The next step in mankind’s obsession with exploring the Universe is to send a human being to Mars. While we may never return to the same level of investment and drive that characterised the 1960s Space Race between the US and the USSR, the modern day space race between private companies is intensifying.
The likes of Virgin Galactic, Blue Origin and Elon Musk’s SpaceX are pumping vast sums of money into space travel, but as can be the case with private ventures, transparency is hard to come by. Mars One, perhaps the most high-profile organisation attempting to send us to the Red Planet, has recently faced criticism over its funding methods and ability to complete the mission.

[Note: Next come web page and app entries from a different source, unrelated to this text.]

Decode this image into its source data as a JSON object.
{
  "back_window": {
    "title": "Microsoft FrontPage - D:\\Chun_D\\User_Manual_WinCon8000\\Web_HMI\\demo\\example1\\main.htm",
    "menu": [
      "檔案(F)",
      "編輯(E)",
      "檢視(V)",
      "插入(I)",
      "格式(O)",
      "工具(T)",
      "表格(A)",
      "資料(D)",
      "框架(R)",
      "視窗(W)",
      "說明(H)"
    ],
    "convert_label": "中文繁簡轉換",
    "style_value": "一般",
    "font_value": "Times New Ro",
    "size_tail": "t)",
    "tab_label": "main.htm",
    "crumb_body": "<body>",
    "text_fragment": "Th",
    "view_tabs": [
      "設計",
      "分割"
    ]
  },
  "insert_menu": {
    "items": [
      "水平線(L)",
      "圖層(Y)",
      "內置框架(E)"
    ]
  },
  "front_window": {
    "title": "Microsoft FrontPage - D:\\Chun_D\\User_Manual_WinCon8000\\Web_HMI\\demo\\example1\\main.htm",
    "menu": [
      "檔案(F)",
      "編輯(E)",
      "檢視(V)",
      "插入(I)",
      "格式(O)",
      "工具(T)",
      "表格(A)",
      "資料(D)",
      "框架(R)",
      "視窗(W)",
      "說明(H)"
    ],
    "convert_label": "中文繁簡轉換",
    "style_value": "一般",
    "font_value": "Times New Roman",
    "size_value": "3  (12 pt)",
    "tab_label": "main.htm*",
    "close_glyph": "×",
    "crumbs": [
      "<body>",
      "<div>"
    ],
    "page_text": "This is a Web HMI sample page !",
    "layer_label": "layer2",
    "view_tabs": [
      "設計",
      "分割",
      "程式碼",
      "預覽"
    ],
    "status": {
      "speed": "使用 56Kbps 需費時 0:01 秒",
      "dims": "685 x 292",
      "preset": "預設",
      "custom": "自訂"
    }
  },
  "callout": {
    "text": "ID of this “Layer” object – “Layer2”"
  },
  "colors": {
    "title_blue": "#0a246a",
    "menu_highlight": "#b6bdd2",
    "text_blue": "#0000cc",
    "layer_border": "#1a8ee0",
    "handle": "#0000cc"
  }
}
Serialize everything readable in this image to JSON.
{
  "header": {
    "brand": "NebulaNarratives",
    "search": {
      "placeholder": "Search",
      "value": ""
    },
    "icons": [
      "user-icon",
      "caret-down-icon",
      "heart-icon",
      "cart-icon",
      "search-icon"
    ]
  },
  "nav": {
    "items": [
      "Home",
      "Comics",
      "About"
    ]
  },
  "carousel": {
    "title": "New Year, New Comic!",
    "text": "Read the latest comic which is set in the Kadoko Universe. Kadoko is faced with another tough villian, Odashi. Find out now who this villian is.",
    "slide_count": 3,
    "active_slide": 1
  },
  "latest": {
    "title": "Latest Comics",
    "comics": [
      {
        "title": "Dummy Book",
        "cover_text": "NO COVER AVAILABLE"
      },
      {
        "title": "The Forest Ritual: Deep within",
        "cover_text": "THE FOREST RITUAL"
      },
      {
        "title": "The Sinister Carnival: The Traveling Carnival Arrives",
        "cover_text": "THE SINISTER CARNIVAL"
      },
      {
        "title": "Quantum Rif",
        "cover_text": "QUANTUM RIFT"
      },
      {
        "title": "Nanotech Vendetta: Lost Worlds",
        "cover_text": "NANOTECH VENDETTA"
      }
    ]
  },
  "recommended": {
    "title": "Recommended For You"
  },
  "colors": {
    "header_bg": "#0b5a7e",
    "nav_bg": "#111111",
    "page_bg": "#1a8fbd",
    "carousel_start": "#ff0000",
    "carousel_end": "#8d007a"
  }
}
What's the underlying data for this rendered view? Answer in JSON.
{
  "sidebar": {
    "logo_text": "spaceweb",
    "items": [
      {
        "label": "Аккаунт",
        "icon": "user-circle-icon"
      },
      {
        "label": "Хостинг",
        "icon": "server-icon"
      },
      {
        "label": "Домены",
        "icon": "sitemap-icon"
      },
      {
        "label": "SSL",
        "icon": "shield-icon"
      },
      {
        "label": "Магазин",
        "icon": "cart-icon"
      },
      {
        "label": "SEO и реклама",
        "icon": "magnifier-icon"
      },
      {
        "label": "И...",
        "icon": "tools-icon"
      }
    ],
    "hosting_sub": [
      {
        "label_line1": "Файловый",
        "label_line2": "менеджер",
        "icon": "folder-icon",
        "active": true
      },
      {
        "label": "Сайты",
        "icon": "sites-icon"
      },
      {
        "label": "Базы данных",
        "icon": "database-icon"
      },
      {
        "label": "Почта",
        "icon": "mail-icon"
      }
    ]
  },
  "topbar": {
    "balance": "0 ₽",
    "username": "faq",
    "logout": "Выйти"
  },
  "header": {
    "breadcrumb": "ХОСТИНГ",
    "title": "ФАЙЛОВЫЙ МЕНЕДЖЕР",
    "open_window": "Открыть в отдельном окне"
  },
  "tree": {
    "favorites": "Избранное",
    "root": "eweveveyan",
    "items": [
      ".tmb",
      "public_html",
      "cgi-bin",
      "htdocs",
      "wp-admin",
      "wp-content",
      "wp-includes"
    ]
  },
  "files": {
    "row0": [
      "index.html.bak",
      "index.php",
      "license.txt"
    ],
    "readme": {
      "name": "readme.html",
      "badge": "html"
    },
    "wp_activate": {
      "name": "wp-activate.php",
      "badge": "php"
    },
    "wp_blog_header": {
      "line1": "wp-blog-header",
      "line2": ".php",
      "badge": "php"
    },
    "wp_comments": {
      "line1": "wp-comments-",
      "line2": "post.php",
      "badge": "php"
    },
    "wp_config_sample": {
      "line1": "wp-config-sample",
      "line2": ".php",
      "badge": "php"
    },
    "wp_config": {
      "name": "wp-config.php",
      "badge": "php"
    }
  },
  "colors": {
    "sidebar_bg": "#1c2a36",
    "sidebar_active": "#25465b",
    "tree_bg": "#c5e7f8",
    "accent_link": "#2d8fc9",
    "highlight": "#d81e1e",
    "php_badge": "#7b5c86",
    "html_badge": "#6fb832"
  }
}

The Mars One project aims to send four individuals on a one-way trip to the planet in the hope that they can establish a human colony there by 2027. Aside from the ethical implications of sending the participants to a planet from which they have no hope of returning, there have been a number of other concerns raised about the project.
Last week, one of the Mars One finalists Joseph Roche shed light on some of the scheme’s dubious practices.
“When you join the ‘Mars One Community,’ which happens automatically if you applied as a candidate, they start giving you points,” Roche explained to Medium’s Elmo Keep. “You get points for getting through each round of the selection process (but just an arbitrary number of points, not anything to do with ranking), and then the only way to get more points is to buy merchandise from Mars One or to donate money to them.”
“Community members can redeem points by purchasing merchandise like T-shirts, hoodies, and posters, as well as through gifts and donations: The group also solicits larger investment from its supporters. Others have been encouraged to help the group make financial gains on flurries of media interest. In February, finalists received a list of ‘tips and tricks’ for dealing with press requests, which included this: ‘If you are offered payment for an interview then feel free to accept it. We do kindly ask for you to donate 75 per cent of your profit to Mars One.’”
Roche, who formerly worked as a researcher for NASA and is now an assistant professor at Trinity College Dublin, explained that it isn’t just Mars One’s fundraising that is lacking in transparency. He revealed that there were less than 3,000 applicants, not the 200,000 claimed by the organisation, and has never actually met anyone from Mars One in person.
However, Roche’s account is far from the first difficulty that Mars One has run into. The project had previously secured a contract with Endemol, the production company behind Big Brother, to create a reality TV programme centred on the finalists. With this falling through last month, the project now has a funding gap of $6 billion to fill.
Talks are reportedly ongoing with another company, but is a reality TV show appropriate for what could be one of the most historically significant events in human history? Mars One has stressed that this will be a dignified, documentary-style affair, but the concept of “reality TV” conjures up more images of petty celebrity squabbles than it does pioneering feats of discovery.
As the potential for something to go wrong on the Mars One mission is high, if an accident did occur, the voyeurism associated with reality TV is likely to make for uncomfortable viewing. While it may seem somewhat defeatist to suggest that disaster will strike Mars One, the reality is that space travel is extremely complex and any number of things could fail.
To highlight the differences between the Mars One programme and NASA’s attempts at spaceflight, the latter requires mission commanders to have experienced 1,000 jet aircraft flight hours prior to space training. By contrast, Roche, who has made the 100-man shortlist, has completed a questionnaire, uploaded a video, taken a short medical exam and experienced a 10-minute Skype interview. It’s no surprise that many are dismissing the project’s proposed launch data of 2024 as bewilderingly optimistic.
As Virgin Galactic founder Richard Branson said following his company’s in-flight disaster last year, “Space is hard, but worth it.” To see it cheapened by the negligence, deliberate or otherwise, of the Mars One project is disappointing not just for potential applicants but for anyone who believes that pioneering space travel holds the key to humanity’s future.